■ ASSIGNED TASK
Could you repeat the records below exactly as written?

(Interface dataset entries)
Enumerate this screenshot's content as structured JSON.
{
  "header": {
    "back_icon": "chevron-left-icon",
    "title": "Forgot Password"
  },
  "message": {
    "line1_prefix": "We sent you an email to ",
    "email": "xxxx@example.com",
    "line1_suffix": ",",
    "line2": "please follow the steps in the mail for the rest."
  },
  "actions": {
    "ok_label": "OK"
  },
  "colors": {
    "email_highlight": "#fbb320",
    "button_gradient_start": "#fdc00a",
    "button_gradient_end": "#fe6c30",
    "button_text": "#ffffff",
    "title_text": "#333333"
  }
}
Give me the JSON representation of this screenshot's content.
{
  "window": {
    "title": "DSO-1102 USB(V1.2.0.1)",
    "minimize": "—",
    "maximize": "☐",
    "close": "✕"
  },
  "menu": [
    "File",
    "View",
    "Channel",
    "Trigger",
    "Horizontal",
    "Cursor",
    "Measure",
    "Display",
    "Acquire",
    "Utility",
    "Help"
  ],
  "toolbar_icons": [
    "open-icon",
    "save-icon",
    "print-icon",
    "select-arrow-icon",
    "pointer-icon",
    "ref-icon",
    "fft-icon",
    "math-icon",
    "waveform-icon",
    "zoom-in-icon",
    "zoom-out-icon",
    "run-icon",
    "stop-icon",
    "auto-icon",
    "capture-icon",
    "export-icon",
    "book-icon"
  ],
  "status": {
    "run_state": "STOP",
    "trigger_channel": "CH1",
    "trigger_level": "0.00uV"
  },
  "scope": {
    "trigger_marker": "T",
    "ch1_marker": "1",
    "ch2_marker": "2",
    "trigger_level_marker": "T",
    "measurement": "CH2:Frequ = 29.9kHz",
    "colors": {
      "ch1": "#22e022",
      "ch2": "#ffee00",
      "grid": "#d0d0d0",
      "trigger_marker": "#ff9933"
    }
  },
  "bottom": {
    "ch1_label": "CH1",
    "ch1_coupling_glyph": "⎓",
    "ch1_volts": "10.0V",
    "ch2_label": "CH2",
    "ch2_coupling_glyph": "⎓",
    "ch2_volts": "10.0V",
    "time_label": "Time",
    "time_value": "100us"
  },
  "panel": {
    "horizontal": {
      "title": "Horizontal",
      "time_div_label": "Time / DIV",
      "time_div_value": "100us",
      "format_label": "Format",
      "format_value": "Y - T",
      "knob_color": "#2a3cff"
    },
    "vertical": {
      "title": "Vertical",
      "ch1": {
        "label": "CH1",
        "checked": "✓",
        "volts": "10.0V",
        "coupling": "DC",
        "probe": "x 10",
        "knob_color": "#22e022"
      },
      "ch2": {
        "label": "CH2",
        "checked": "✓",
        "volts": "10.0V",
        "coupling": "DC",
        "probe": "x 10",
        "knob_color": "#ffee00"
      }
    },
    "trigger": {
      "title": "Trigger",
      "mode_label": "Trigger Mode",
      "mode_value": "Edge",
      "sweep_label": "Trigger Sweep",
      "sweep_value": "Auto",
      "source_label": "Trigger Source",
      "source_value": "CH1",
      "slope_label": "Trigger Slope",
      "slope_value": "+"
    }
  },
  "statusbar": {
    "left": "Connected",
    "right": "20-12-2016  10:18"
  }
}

■ TASK RESULT
Enumerate this screenshot's content as structured JSON.
{
  "header": {
    "back_icon": "chevron-left-icon",
    "title": "Forgot Password"
  },
  "message": {
    "line1_prefix": "We sent you an email to ",
    "email": "xxxx@example.com",
    "line1_suffix": ",",
    "line2": "please follow the steps in the mail for the rest."
  },
  "actions": {
    "ok_label": "OK"
  },
  "colors": {
    "email_highlight": "#fbb320",
    "button_gradient_start": "#fdc00a",
    "button_gradient_end": "#fe6c30",
    "button_text": "#ffffff",
    "title_text": "#333333"
  }
}
Give me the JSON representation of this screenshot's content.
{
  "window": {
    "title": "DSO-1102 USB(V1.2.0.1)",
    "minimize": "—",
    "maximize": "☐",
    "close": "✕"
  },
  "menu": [
    "File",
    "View",
    "Channel",
    "Trigger",
    "Horizontal",
    "Cursor",
    "Measure",
    "Display",
    "Acquire",
    "Utility",
    "Help"
  ],
  "toolbar_icons": [
    "open-icon",
    "save-icon",
    "print-icon",
    "select-arrow-icon",
    "pointer-icon",
    "ref-icon",
    "fft-icon",
    "math-icon",
    "waveform-icon",
    "zoom-in-icon",
    "zoom-out-icon",
    "run-icon",
    "stop-icon",
    "auto-icon",
    "capture-icon",
    "export-icon",
    "book-icon"
  ],
  "status": {
    "run_state": "STOP",
    "trigger_channel": "CH1",
    "trigger_level": "0.00uV"
  },
  "scope": {
    "trigger_marker": "T",
    "ch1_marker": "1",
    "ch2_marker": "2",
    "trigger_level_marker": "T",
    "measurement": "CH2:Frequ = 29.9kHz",
    "colors": {
      "ch1": "#22e022",
      "ch2": "#ffee00",
      "grid": "#d0d0d0",
      "trigger_marker": "#ff9933"
    }
  },
  "bottom": {
    "ch1_label": "CH1",
    "ch1_coupling_glyph": "⎓",
    "ch1_volts": "10.0V",
    "ch2_label": "CH2",
    "ch2_coupling_glyph": "⎓",
    "ch2_volts": "10.0V",
    "time_label": "Time",
    "time_value": "100us"
  },
  "panel": {
    "horizontal": {
      "title": "Horizontal",
      "time_div_label": "Time / DIV",
      "time_div_value": "100us",
      "format_label": "Format",
      "format_value": "Y - T",
      "knob_color": "#2a3cff"
    },
    "vertical": {
      "title": "Vertical",
      "ch1": {
        "label": "CH1",
        "checked": "✓",
        "volts": "10.0V",
        "coupling": "DC",
        "probe": "x 10",
        "knob_color": "#22e022"
      },
      "ch2": {
        "label": "CH2",
        "checked": "✓",
        "volts": "10.0V",
        "coupling": "DC",
        "probe": "x 10",
        "knob_color": "#ffee00"
      }
    },
    "trigger": {
      "title": "Trigger",
      "mode_label": "Trigger Mode",
      "mode_value": "Edge",
      "sweep_label": "Trigger Sweep",
      "sweep_value": "Auto",
      "source_label": "Trigger Source",
      "source_value": "CH1",
      "slope_label": "Trigger Slope",
      "slope_value": "+"
    }
  },
  "statusbar": {
    "left": "Connected",
    "right": "20-12-2016  10:18"
  }
}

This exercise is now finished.